• **REQUIRED WORK**
Taking the listing below line by line, tally those that contain the string "return". Give the total alone.

• **PROVIDED DATA**
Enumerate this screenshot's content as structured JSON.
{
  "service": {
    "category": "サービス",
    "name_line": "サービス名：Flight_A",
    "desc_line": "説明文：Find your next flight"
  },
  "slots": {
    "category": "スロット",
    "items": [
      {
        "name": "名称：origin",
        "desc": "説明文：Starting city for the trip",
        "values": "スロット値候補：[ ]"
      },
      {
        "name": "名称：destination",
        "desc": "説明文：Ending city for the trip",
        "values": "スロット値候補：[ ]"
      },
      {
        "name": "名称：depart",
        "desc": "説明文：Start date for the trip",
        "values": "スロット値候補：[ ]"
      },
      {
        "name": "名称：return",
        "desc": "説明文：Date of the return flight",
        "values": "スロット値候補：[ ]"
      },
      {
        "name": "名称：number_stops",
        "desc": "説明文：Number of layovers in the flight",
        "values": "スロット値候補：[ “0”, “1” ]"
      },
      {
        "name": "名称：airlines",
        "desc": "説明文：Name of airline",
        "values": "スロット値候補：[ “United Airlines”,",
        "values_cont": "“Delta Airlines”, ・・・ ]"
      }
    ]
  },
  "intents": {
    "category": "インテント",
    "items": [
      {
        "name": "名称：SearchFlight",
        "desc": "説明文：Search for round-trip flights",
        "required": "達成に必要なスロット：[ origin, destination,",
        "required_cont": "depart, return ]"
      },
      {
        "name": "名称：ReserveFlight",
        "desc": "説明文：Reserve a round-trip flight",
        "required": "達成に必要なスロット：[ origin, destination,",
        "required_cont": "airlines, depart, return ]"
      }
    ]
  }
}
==
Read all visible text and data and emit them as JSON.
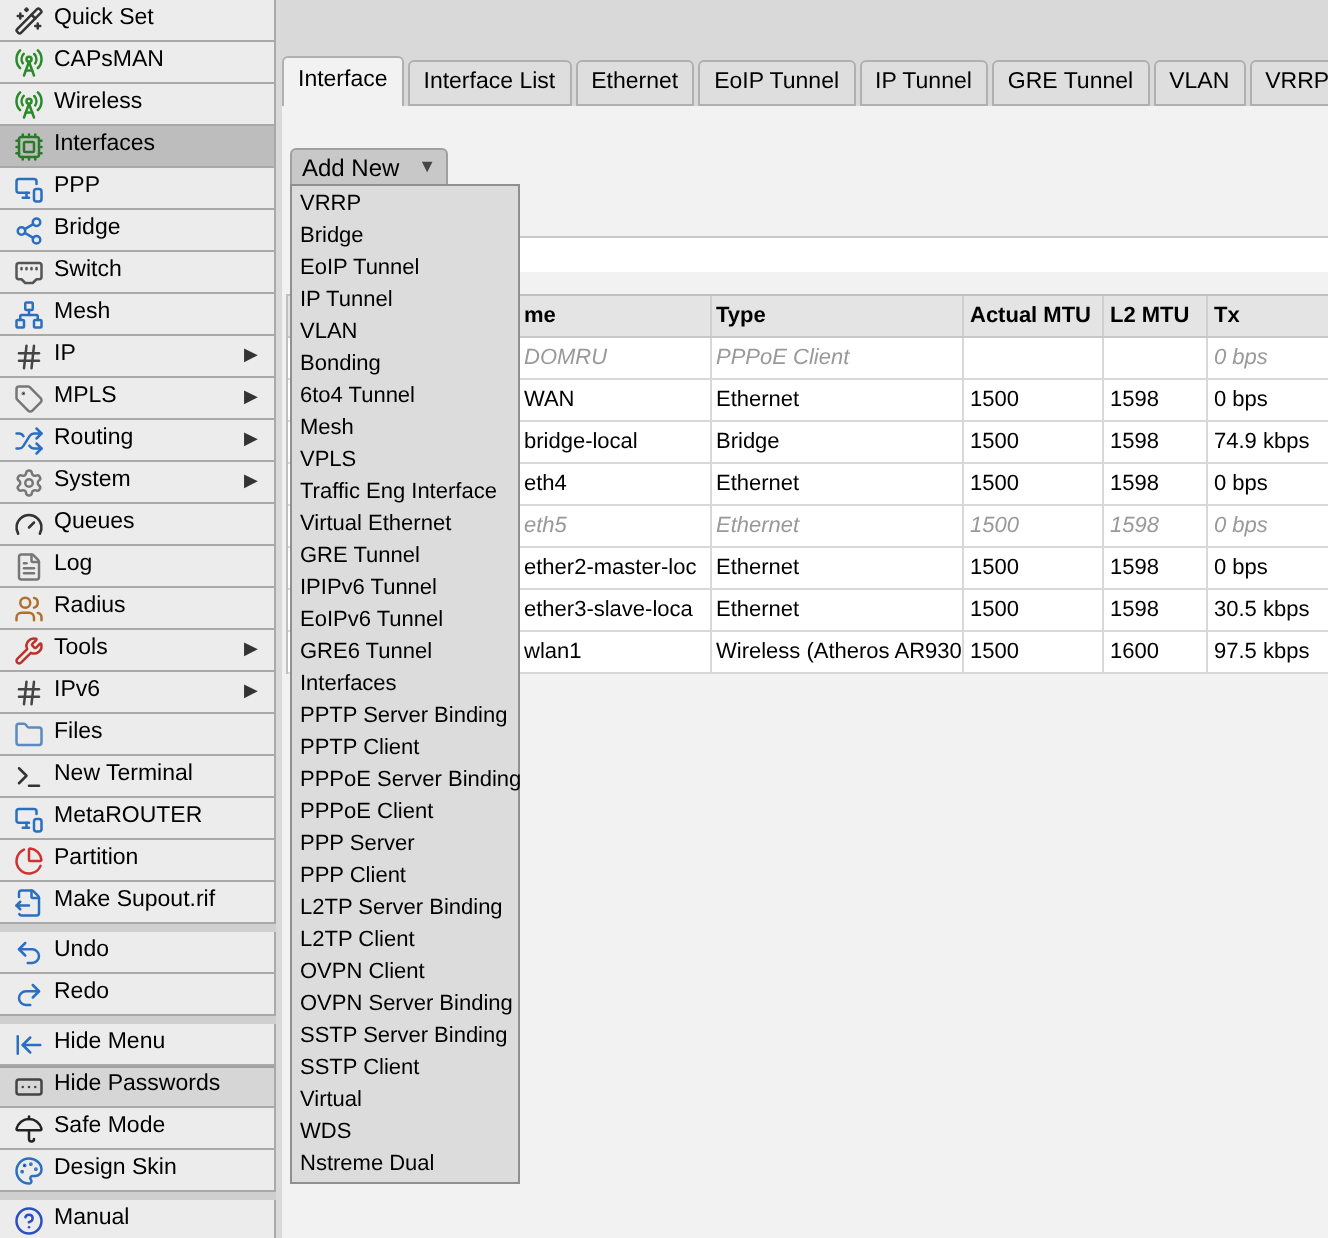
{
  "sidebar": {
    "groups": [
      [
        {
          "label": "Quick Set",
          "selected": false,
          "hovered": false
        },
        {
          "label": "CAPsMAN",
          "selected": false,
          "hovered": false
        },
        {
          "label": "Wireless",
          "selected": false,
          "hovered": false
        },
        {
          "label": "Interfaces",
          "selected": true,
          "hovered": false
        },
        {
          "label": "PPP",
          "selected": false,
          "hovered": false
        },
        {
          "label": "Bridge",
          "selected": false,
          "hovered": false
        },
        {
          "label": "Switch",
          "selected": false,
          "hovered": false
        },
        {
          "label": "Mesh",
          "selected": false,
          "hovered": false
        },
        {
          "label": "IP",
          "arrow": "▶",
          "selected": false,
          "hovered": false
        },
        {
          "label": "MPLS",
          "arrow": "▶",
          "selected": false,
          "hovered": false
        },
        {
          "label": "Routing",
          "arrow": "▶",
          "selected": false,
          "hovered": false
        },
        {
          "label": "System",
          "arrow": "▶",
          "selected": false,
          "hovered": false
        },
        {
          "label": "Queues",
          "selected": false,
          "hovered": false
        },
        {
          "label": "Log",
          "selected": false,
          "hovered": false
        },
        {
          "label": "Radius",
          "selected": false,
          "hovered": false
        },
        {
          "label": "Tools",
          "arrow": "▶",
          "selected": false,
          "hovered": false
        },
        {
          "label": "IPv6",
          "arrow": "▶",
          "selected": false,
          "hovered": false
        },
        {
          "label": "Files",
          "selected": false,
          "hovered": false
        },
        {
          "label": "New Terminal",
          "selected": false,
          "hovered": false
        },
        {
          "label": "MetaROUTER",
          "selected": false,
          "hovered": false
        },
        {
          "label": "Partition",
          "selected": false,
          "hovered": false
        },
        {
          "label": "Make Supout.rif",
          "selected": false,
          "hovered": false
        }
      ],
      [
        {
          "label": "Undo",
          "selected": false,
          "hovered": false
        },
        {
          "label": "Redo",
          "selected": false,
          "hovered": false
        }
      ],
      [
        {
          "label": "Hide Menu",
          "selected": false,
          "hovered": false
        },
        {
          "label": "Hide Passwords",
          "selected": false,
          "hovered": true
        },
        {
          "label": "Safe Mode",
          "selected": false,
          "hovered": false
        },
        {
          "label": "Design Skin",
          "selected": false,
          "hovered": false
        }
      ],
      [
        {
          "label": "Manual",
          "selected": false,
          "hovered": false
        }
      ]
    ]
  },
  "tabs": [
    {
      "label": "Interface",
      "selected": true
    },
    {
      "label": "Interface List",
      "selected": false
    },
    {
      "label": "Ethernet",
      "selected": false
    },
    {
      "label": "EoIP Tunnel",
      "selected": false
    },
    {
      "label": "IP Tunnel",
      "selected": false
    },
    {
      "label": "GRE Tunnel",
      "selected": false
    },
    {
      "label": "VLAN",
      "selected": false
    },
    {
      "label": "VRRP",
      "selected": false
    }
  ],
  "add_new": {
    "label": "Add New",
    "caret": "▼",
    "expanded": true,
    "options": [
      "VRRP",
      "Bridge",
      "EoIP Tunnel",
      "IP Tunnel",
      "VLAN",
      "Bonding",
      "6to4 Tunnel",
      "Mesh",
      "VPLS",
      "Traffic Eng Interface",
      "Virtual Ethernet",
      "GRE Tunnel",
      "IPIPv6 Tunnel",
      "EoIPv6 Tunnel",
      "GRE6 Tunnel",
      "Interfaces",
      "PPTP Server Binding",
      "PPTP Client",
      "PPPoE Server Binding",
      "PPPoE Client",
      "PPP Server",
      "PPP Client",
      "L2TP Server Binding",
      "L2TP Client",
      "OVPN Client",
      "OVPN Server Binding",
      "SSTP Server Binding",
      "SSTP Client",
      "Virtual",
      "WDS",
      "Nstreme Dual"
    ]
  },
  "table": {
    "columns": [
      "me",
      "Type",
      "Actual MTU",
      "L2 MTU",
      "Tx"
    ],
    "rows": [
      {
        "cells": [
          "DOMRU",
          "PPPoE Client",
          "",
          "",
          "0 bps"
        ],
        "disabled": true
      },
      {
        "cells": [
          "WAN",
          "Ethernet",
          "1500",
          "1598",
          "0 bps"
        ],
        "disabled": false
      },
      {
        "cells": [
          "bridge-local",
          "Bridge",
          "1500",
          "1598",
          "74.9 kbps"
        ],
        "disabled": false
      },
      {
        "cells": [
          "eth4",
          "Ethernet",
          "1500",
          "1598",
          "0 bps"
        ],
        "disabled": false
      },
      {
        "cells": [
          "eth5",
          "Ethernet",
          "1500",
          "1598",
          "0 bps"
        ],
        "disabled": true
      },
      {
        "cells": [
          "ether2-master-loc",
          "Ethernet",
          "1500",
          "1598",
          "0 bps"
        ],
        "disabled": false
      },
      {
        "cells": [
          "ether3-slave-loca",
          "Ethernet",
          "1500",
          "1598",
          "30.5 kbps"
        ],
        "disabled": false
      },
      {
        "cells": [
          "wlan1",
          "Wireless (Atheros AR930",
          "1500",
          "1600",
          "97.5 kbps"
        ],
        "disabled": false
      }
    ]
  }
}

• **YOUR RESPONSE**
4